WHAT TO WORK ON ▸ The entries below should be output exactly as written.
◆ ◆ ◆ ◆
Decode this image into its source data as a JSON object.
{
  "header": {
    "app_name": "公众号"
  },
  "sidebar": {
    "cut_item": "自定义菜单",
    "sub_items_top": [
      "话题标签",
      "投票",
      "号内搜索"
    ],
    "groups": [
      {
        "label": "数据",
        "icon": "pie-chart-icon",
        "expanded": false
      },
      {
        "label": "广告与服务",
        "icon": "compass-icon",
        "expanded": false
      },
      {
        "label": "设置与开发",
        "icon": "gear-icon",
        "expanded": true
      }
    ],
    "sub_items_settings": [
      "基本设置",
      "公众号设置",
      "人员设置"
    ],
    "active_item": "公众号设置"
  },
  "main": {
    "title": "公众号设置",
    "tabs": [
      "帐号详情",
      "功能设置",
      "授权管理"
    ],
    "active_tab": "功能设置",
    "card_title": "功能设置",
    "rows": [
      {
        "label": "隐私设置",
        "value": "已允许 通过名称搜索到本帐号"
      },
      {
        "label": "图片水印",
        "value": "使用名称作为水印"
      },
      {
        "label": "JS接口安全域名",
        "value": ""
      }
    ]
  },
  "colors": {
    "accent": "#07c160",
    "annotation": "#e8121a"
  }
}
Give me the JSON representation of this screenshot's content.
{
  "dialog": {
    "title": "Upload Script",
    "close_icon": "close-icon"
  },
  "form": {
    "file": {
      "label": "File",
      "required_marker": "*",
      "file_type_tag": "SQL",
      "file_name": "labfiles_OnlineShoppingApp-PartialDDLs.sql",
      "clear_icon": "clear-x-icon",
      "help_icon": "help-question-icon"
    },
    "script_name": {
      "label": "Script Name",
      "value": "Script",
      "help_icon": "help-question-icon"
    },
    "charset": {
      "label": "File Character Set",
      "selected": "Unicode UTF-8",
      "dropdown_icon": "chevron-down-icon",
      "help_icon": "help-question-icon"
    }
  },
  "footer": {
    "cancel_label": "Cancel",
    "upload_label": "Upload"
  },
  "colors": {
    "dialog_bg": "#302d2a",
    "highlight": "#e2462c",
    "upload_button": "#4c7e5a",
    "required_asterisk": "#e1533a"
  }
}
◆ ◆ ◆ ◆
RESPONSE BOX ▸
Decode this image into its source data as a JSON object.
{
  "header": {
    "app_name": "公众号"
  },
  "sidebar": {
    "cut_item": "自定义菜单",
    "sub_items_top": [
      "话题标签",
      "投票",
      "号内搜索"
    ],
    "groups": [
      {
        "label": "数据",
        "icon": "pie-chart-icon",
        "expanded": false
      },
      {
        "label": "广告与服务",
        "icon": "compass-icon",
        "expanded": false
      },
      {
        "label": "设置与开发",
        "icon": "gear-icon",
        "expanded": true
      }
    ],
    "sub_items_settings": [
      "基本设置",
      "公众号设置",
      "人员设置"
    ],
    "active_item": "公众号设置"
  },
  "main": {
    "title": "公众号设置",
    "tabs": [
      "帐号详情",
      "功能设置",
      "授权管理"
    ],
    "active_tab": "功能设置",
    "card_title": "功能设置",
    "rows": [
      {
        "label": "隐私设置",
        "value": "已允许 通过名称搜索到本帐号"
      },
      {
        "label": "图片水印",
        "value": "使用名称作为水印"
      },
      {
        "label": "JS接口安全域名",
        "value": ""
      }
    ]
  },
  "colors": {
    "accent": "#07c160",
    "annotation": "#e8121a"
  }
}
Give me the JSON representation of this screenshot's content.
{
  "dialog": {
    "title": "Upload Script",
    "close_icon": "close-icon"
  },
  "form": {
    "file": {
      "label": "File",
      "required_marker": "*",
      "file_type_tag": "SQL",
      "file_name": "labfiles_OnlineShoppingApp-PartialDDLs.sql",
      "clear_icon": "clear-x-icon",
      "help_icon": "help-question-icon"
    },
    "script_name": {
      "label": "Script Name",
      "value": "Script",
      "help_icon": "help-question-icon"
    },
    "charset": {
      "label": "File Character Set",
      "selected": "Unicode UTF-8",
      "dropdown_icon": "chevron-down-icon",
      "help_icon": "help-question-icon"
    }
  },
  "footer": {
    "cancel_label": "Cancel",
    "upload_label": "Upload"
  },
  "colors": {
    "dialog_bg": "#302d2a",
    "highlight": "#e2462c",
    "upload_button": "#4c7e5a",
    "required_asterisk": "#e1533a"
  }
}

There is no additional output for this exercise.